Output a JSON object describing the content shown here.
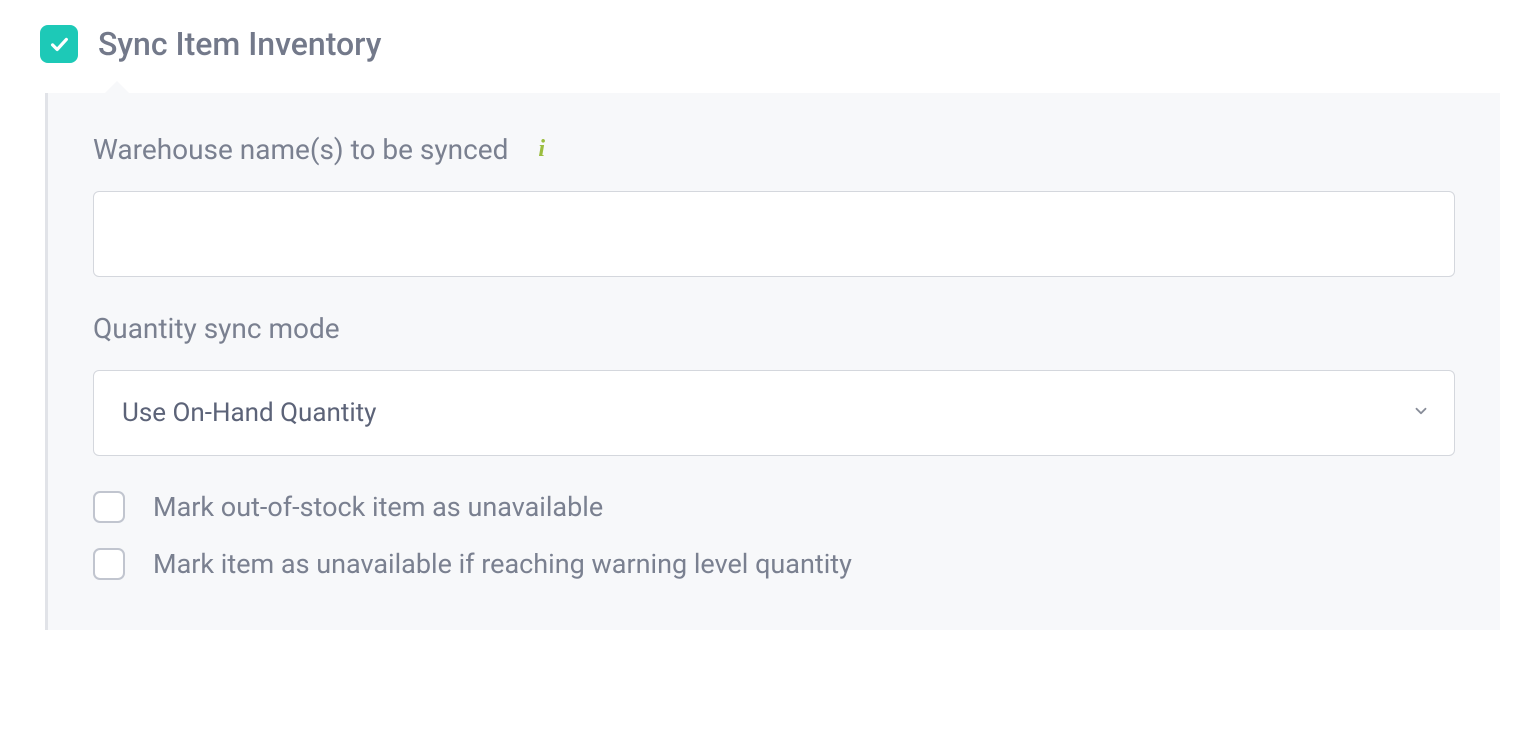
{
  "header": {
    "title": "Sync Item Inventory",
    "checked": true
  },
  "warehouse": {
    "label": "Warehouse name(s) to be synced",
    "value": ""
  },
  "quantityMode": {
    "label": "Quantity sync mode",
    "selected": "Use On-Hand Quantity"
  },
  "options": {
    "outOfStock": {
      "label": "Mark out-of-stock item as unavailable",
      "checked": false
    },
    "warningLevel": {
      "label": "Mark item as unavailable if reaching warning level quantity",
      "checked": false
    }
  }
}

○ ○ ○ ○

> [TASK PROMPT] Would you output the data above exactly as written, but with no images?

> [EXPECTED ANSWER]
Output a JSON object describing the content shown here.
{
  "header": {
    "title": "Sync Item Inventory",
    "checked": true
  },
  "warehouse": {
    "label": "Warehouse name(s) to be synced",
    "value": ""
  },
  "quantityMode": {
    "label": "Quantity sync mode",
    "selected": "Use On-Hand Quantity"
  },
  "options": {
    "outOfStock": {
      "label": "Mark out-of-stock item as unavailable",
      "checked": false
    },
    "warningLevel": {
      "label": "Mark item as unavailable if reaching warning level quantity",
      "checked": false
    }
  }
}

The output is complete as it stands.